• [AIM OF THE EXERCISE]: In the listing below, how many lines contain "icon"? Answer with the number alone.

• [DATA SECTION]:
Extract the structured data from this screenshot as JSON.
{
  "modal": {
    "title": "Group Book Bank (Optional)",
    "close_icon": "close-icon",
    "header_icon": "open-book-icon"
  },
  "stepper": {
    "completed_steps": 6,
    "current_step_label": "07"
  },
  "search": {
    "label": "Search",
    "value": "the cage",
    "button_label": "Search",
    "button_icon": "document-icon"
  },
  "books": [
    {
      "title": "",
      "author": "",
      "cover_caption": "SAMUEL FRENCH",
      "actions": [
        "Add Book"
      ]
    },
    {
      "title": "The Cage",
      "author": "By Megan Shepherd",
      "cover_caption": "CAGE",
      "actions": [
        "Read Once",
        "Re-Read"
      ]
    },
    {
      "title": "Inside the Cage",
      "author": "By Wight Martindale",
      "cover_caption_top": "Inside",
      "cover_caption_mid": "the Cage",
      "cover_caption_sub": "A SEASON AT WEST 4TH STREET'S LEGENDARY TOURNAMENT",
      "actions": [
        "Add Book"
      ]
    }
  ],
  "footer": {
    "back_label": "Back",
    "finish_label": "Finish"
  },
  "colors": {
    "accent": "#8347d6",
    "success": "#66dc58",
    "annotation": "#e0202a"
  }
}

• [RESULT BELOW]: 3